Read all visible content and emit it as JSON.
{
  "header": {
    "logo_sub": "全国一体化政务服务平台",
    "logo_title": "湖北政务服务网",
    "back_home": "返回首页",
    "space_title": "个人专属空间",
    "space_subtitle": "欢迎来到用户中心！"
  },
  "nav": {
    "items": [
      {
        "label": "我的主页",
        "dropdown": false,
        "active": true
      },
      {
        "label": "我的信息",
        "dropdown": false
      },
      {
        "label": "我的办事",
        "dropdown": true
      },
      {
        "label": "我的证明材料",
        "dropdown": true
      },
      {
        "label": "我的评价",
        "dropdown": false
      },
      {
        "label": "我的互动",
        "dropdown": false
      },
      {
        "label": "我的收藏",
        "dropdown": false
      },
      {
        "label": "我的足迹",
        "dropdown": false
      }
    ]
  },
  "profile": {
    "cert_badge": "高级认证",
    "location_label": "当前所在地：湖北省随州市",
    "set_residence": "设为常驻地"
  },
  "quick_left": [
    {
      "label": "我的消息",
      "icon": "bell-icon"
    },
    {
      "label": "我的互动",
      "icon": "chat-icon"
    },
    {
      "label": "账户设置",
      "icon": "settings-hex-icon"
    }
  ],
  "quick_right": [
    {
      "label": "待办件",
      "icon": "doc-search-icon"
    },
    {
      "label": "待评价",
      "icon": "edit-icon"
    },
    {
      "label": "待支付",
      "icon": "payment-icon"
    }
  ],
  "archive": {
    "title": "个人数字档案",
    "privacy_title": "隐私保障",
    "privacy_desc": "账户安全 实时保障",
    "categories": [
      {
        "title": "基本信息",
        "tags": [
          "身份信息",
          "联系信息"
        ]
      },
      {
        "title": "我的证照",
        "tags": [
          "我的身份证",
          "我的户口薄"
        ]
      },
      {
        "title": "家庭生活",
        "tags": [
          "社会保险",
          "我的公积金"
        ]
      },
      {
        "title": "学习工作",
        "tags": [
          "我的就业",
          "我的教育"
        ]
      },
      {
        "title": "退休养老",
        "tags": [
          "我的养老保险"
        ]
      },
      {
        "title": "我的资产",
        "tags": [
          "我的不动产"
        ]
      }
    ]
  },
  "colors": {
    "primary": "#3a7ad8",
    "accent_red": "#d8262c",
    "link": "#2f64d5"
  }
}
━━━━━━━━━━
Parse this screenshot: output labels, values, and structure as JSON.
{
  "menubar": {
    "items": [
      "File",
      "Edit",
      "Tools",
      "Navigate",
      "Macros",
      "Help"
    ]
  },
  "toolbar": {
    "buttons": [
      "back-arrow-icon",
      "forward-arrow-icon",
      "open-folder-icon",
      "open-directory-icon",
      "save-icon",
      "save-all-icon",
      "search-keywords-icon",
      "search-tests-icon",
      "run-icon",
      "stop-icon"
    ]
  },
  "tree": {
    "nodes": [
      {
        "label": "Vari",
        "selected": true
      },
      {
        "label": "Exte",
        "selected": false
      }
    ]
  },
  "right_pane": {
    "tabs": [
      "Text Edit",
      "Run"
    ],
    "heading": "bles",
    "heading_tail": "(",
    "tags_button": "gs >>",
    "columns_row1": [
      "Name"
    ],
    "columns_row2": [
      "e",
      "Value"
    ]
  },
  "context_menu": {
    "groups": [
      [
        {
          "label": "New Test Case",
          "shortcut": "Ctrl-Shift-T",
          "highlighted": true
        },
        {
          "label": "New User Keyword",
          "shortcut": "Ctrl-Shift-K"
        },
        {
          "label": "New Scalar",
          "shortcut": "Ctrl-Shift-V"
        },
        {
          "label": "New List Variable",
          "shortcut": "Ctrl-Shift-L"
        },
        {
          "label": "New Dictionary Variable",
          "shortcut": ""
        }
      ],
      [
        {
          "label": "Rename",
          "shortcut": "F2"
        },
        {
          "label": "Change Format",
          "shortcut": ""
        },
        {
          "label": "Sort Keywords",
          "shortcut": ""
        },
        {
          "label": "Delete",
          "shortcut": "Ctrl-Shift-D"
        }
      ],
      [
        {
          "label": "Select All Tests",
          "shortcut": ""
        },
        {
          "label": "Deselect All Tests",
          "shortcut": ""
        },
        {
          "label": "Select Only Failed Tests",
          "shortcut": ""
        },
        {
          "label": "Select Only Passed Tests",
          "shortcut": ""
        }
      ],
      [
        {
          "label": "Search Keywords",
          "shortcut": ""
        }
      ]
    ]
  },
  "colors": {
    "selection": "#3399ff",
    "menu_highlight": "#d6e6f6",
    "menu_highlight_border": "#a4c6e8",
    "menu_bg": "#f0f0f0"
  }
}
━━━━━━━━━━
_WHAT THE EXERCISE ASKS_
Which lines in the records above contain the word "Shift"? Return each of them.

_TASK SOLUTION_
          "shortcut": "Ctrl-Shift-T",
          "shortcut": "Ctrl-Shift-K"
          "shortcut": "Ctrl-Shift-V"
          "shortcut": "Ctrl-Shift-L"
          "shortcut": "Ctrl-Shift-D"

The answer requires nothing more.